In a move unlikely to inspire, the perennially-embattled Serious Fraud Office (SFO) has appointed Mark Thompson, its chief operating officer (COO), as its new director on an interim basis.
Thompson, who will take up the post on 21 April, replaces outgoing director David Green QC, who has held the position since 2012. In an SFO press release, Thompson said: ‘The search for a new director has been successful, although the individual cannot take up the post immediately. In the meantime, it’s important that the SFO pursues its cases with vigour and discharges its legal and corporate obligations responsibly. My role will be to ensure we continue to do this, and to ensure a smooth transition when the new director arrives.’
The obvious conclusion is that the permanent replacement will be brought in externally, which confounds the widely-held prediction that Alun Milford, the general counsel of the SFO, would ascend to the role.
Thompson has been with the agency since 2004, heading its proceeds of crime team between 2012 and 2016. He began his career as a police officer with the Metropolitan force before in 1997 qualifying as an accountant and working for the National Audit Office and KPMG.
The interim appointment will do little to address the uncertainty hanging over the prosecution agency, which was under threat of being absorbed into the National Crime Agency (NCA) in 2017. Green’s tenure was viewed as having improved the agency’s reputation as a credible force in addressing white collar crime but controversy was never far away.
Alison Geary, a counsel at WilmerHale, commented: ‘This announcement sparks more questions than it answers. It is difficult to tell where this new candidate is coming from, why their name cannot be revealed or how long it will be before they are in place. The SFO is, once again, left in limbo.’
Stephen Parkinson, head of criminal litigation at Kingsley Napley, who has previously been in contention for the director role, told Legal Business: ‘It’s very odd that even now we do not know the name of the next director of the SFO. And it sounds like we are not going to get an answer for some time, which is extremely disappointing because it has been known for years when David Green would be retiring.
‘I do not know Mark Thompson, but he is an accountant and therefore does not have the experience required to make prosecution decisions. Not only does he not have the experience, he will not have the inclination to make decisions in the big cases because that’s something the permanent appointee will want to make.
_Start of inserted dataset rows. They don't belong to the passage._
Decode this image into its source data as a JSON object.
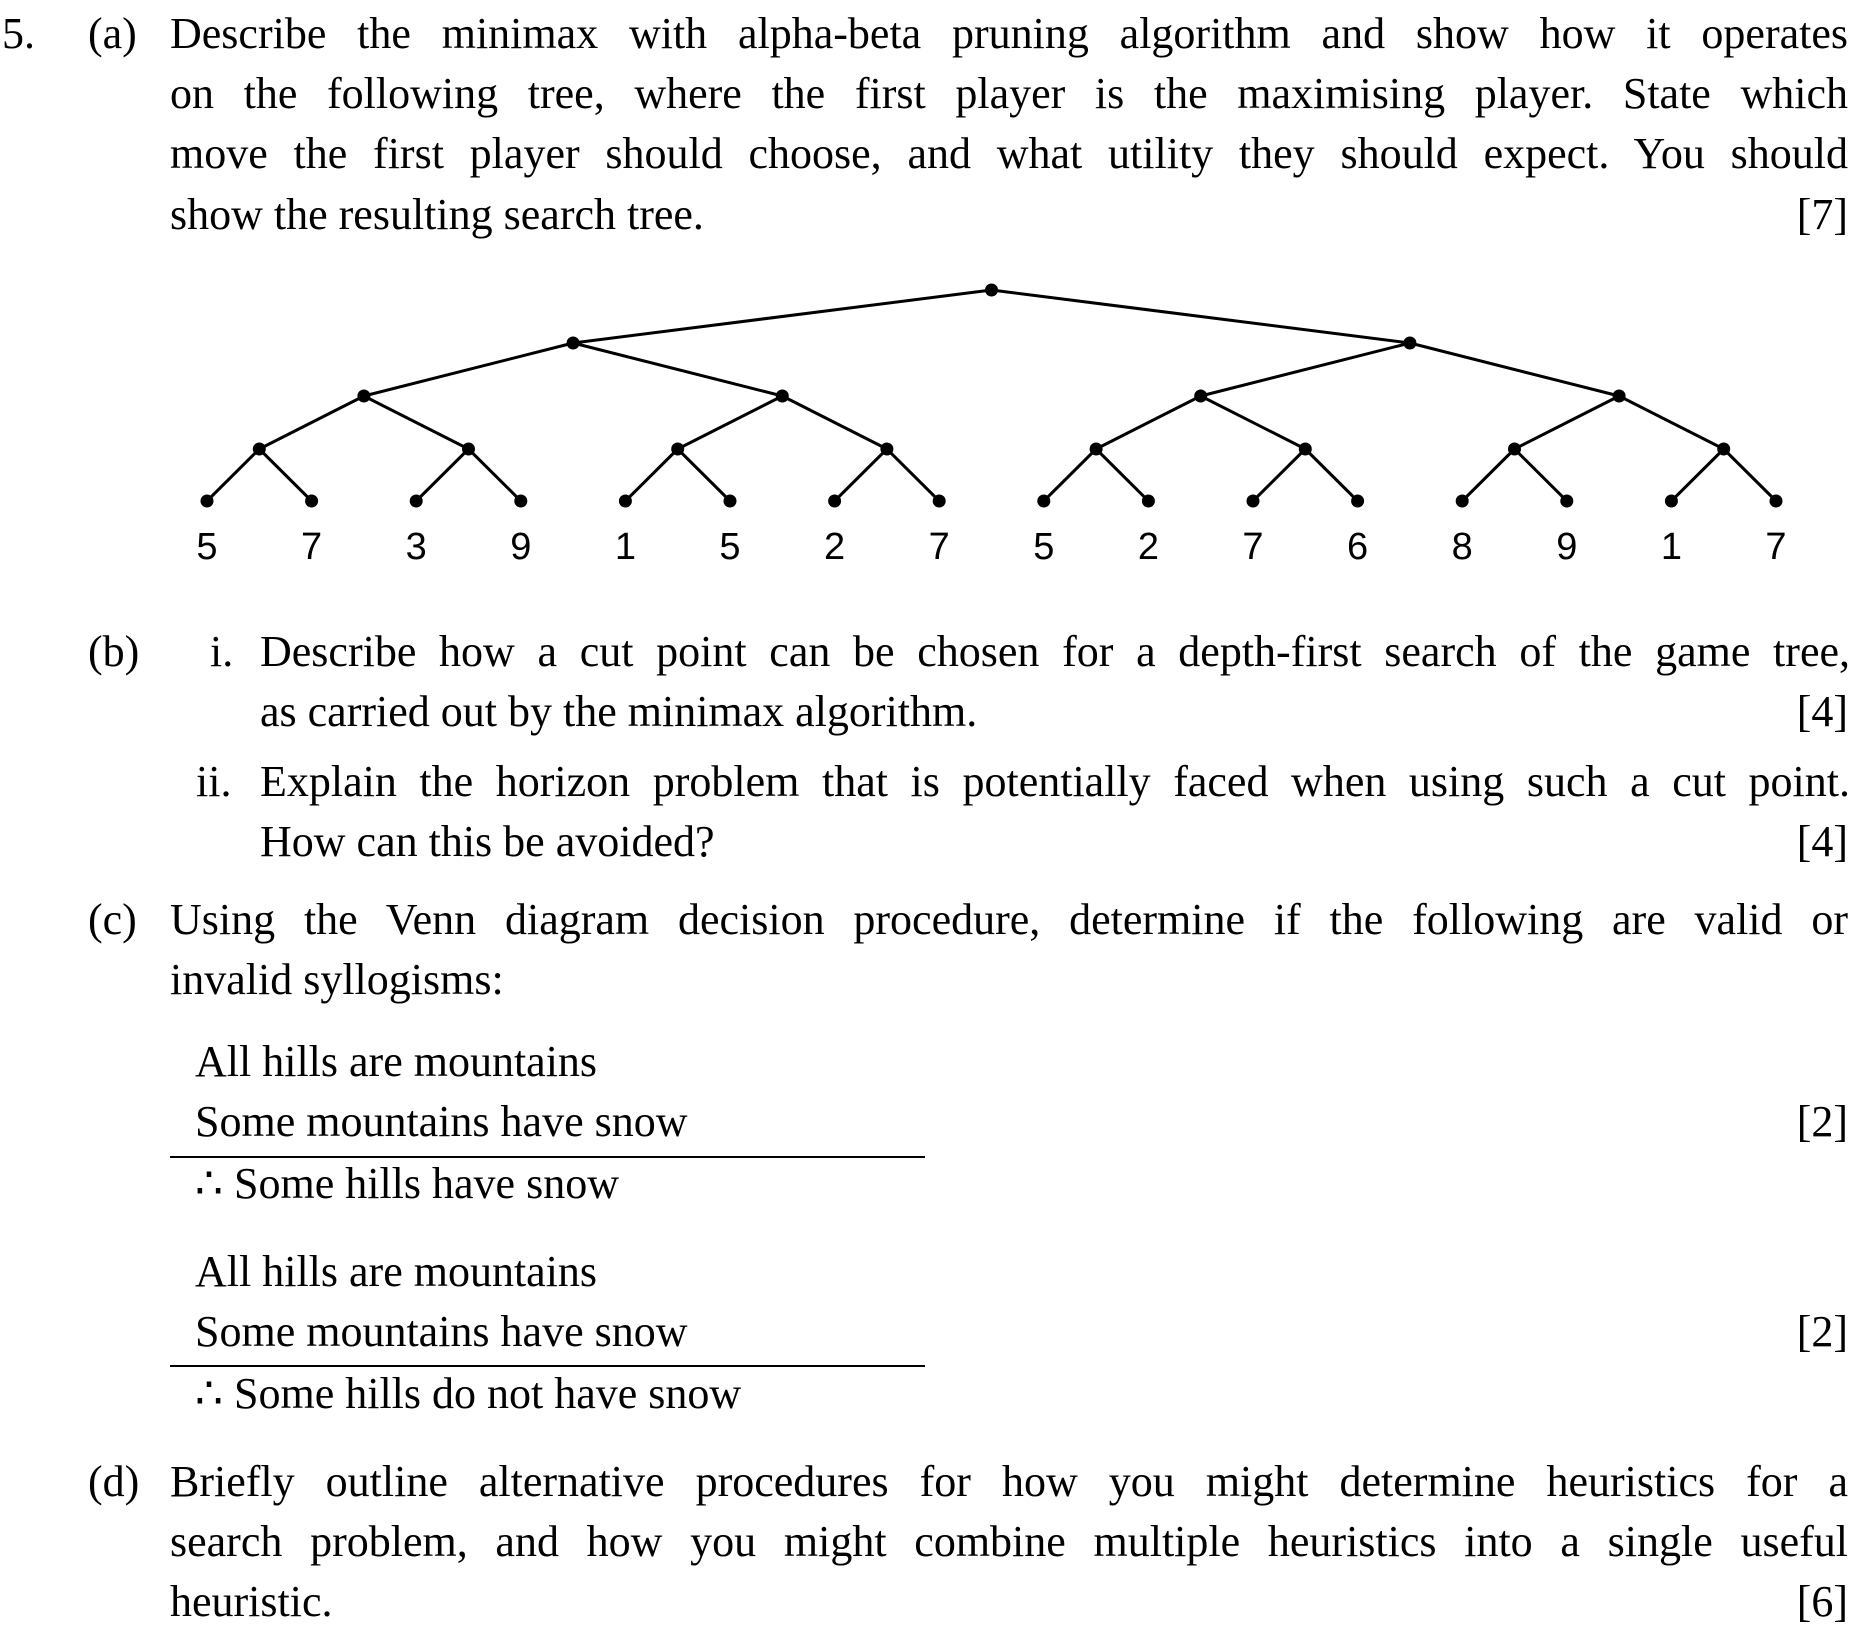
{
  "question": {
    "number": "5.",
    "part_a": {
      "label": "(a)",
      "lines": [
        "Describe the minimax with alpha-beta pruning algorithm and show how it operates",
        "on the following tree, where the first player is the maximising player.  State which",
        "move the first player should choose, and what utility they should expect. You should",
        "show the resulting search tree."
      ],
      "marks": "[7]"
    },
    "tree": {
      "leaves": [
        "5",
        "7",
        "3",
        "9",
        "1",
        "5",
        "2",
        "7",
        "5",
        "2",
        "7",
        "6",
        "8",
        "9",
        "1",
        "7"
      ]
    },
    "part_b": {
      "label": "(b)",
      "i": {
        "label": "i.",
        "lines": [
          "Describe how a cut point can be chosen for a depth-first search of the game tree,",
          "as carried out by the minimax algorithm."
        ],
        "marks": "[4]"
      },
      "ii": {
        "label": "ii.",
        "lines": [
          "Explain the horizon problem that is potentially faced when using such a cut point.",
          "How can this be avoided?"
        ],
        "marks": "[4]"
      }
    },
    "part_c": {
      "label": "(c)",
      "lines": [
        "Using the Venn diagram decision procedure, determine if the following are valid or",
        "invalid syllogisms:"
      ],
      "syllogism1": {
        "premise1": "All hills are mountains",
        "premise2": "Some mountains have snow",
        "conclusion": "∴ Some hills have snow",
        "marks": "[2]"
      },
      "syllogism2": {
        "premise1": "All hills are mountains",
        "premise2": "Some mountains have snow",
        "conclusion": "∴ Some hills do not have snow",
        "marks": "[2]"
      }
    },
    "part_d": {
      "label": "(d)",
      "lines": [
        "Briefly outline alternative procedures for how you might determine heuristics for a",
        "search problem, and how you might combine multiple heuristics into a single useful",
        "heuristic."
      ],
      "marks": "[6]"
    }
  }
}
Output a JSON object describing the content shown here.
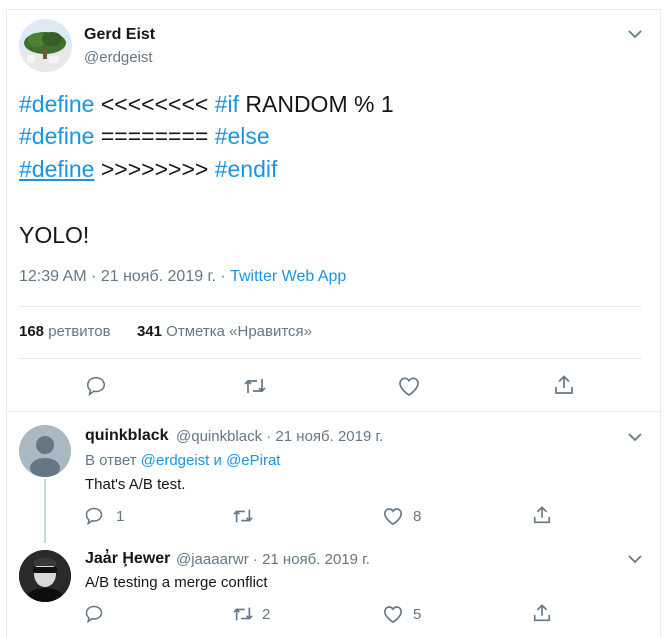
{
  "main_tweet": {
    "author_name": "Gerd Eist",
    "author_handle": "@erdgeist",
    "lines": [
      {
        "kw1": "#define",
        "mid": " <<<<<<<< ",
        "kw2": "#if",
        "rest": " RANDOM % 1"
      },
      {
        "kw1": "#define",
        "mid": " ======== ",
        "kw2": "#else",
        "rest": ""
      },
      {
        "kw1": "#define",
        "mid": " >>>>>>>> ",
        "kw2": "#endif",
        "rest": ""
      }
    ],
    "extra_text": "YOLO!",
    "timestamp": "12:39 AM · 21 нояб. 2019 г. · ",
    "source": "Twitter Web App",
    "retweets_count": "168",
    "retweets_label": "ретвитов",
    "likes_count": "341",
    "likes_label": "Отметка «Нравится»"
  },
  "replies": [
    {
      "author_name": "quinkblack",
      "author_handle": "@quinkblack · 21 нояб. 2019 г.",
      "reply_prefix": "В ответ ",
      "reply_handle1": "@erdgeist",
      "reply_joiner": " и ",
      "reply_handle2": "@ePirat",
      "text": "That's A/B test.",
      "reply_count": "1",
      "retweet_count": "",
      "like_count": "8"
    },
    {
      "author_name": "Jaa̓r Ḩewer",
      "author_handle": "@jaaaarwr · 21 нояб. 2019 г.",
      "text": "A/B testing a merge conflict",
      "reply_count": "",
      "retweet_count": "2",
      "like_count": "5"
    }
  ],
  "icons": {
    "reply": "reply-icon",
    "retweet": "retweet-icon",
    "like": "heart-icon",
    "share": "share-icon",
    "more": "chevron-down-icon"
  },
  "colors": {
    "link": "#1b95e0",
    "secondary_text": "#657786",
    "divider": "#e6ecf0"
  }
}
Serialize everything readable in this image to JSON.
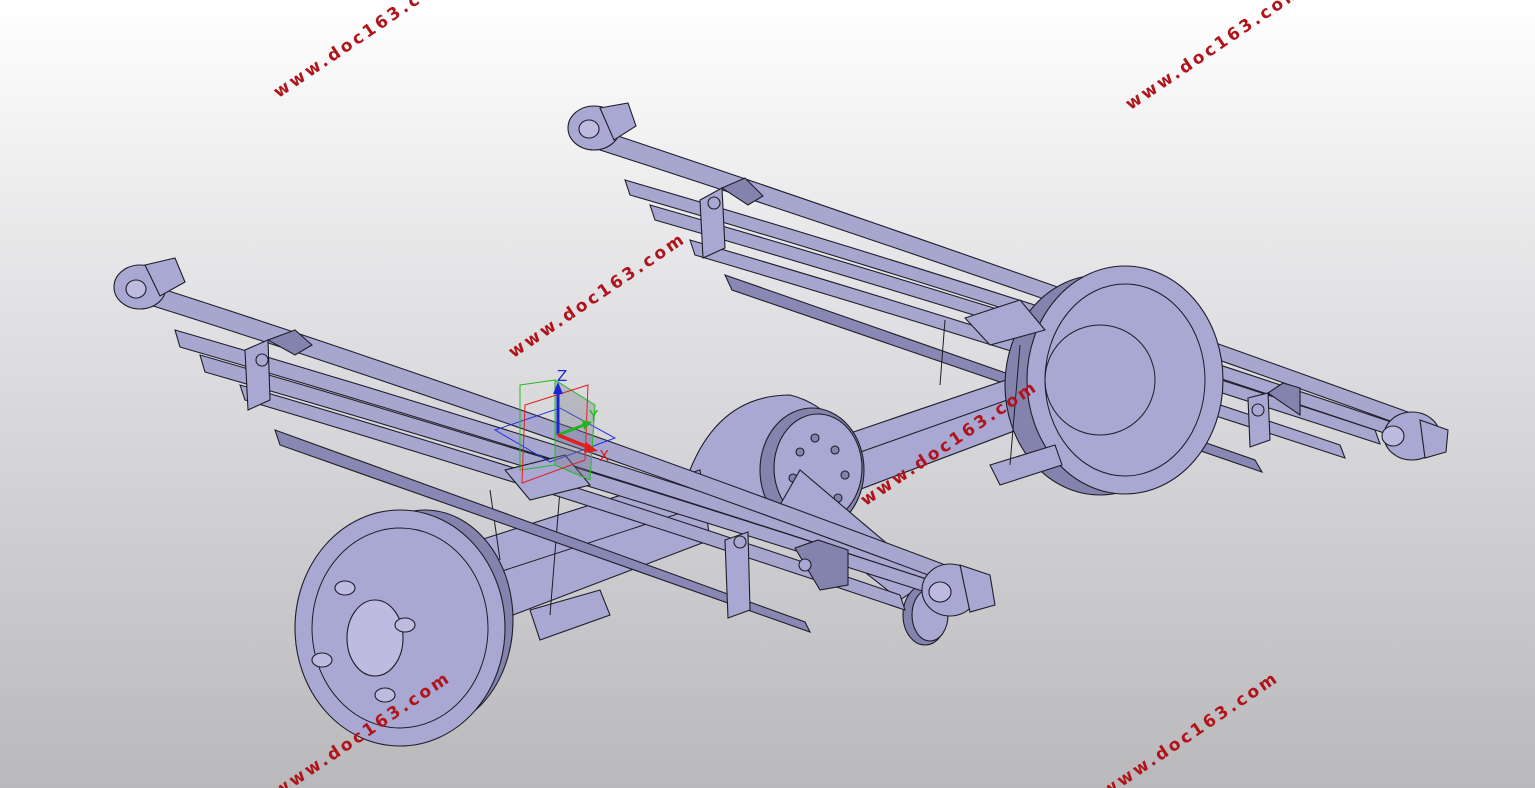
{
  "viewport": {
    "background_top": "#ffffff",
    "background_bottom": "#b9b9bc",
    "model_color": "#a7a6cf",
    "edge_color": "#1f1f2c"
  },
  "triad": {
    "x_label": "X",
    "y_label": "Y",
    "z_label": "Z",
    "x_color": "#e0201c",
    "y_color": "#21b321",
    "z_color": "#1a27d6"
  },
  "watermarks": [
    {
      "text": "www.doc163.com"
    },
    {
      "text": "www.doc163.com"
    },
    {
      "text": "www.doc163.com"
    },
    {
      "text": "www.doc163.com"
    },
    {
      "text": "www.doc163.com"
    },
    {
      "text": "www.doc163.com"
    }
  ],
  "watermark_color": "#b0141b"
}
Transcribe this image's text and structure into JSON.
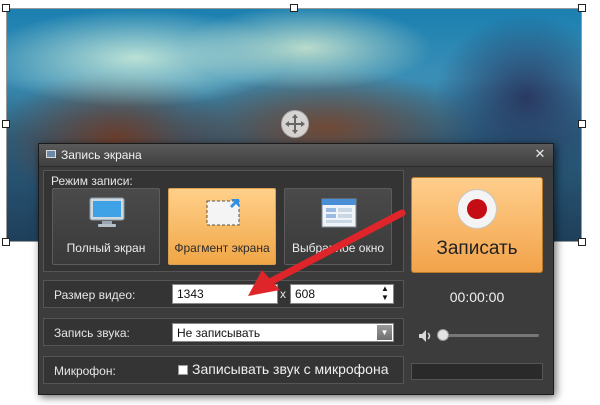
{
  "window": {
    "title": "Запись экрана",
    "close_glyph": "✕"
  },
  "mode": {
    "group_label": "Режим записи:",
    "options": [
      {
        "label": "Полный экран",
        "icon": "monitor-icon",
        "selected": false
      },
      {
        "label": "Фрагмент экрана",
        "icon": "screen-fragment-icon",
        "selected": true
      },
      {
        "label": "Выбранное окно",
        "icon": "window-icon",
        "selected": false
      }
    ]
  },
  "record": {
    "label": "Записать",
    "icon": "record-icon"
  },
  "video_size": {
    "label": "Размер видео:",
    "width": "1343",
    "separator": "x",
    "height": "608"
  },
  "audio": {
    "label": "Запись звука:",
    "selected": "Не записывать"
  },
  "microphone": {
    "label": "Микрофон:",
    "checkbox_label": "Записывать звук с микрофона",
    "checked": false
  },
  "timer": "00:00:00",
  "volume": {
    "icon": "speaker-icon",
    "level": 0.0
  },
  "colors": {
    "accent_orange": "#f2a34a",
    "record_red": "#c40d15",
    "window_bg": "#3c3c3c",
    "arrow_red": "#e0252a"
  }
}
We are heading towards a period of time where nothing much will happen at the SFO.’
The outgoing Green is likely to be the next ex-prosecutor on law firms’ wishlists, after Linklaters announced last week that Alison Saunders, the UK’s director of public prosecutions, will join the City giant later this year.
For more analysis on the SFO’s prospects see ‘Under the sword’ (£)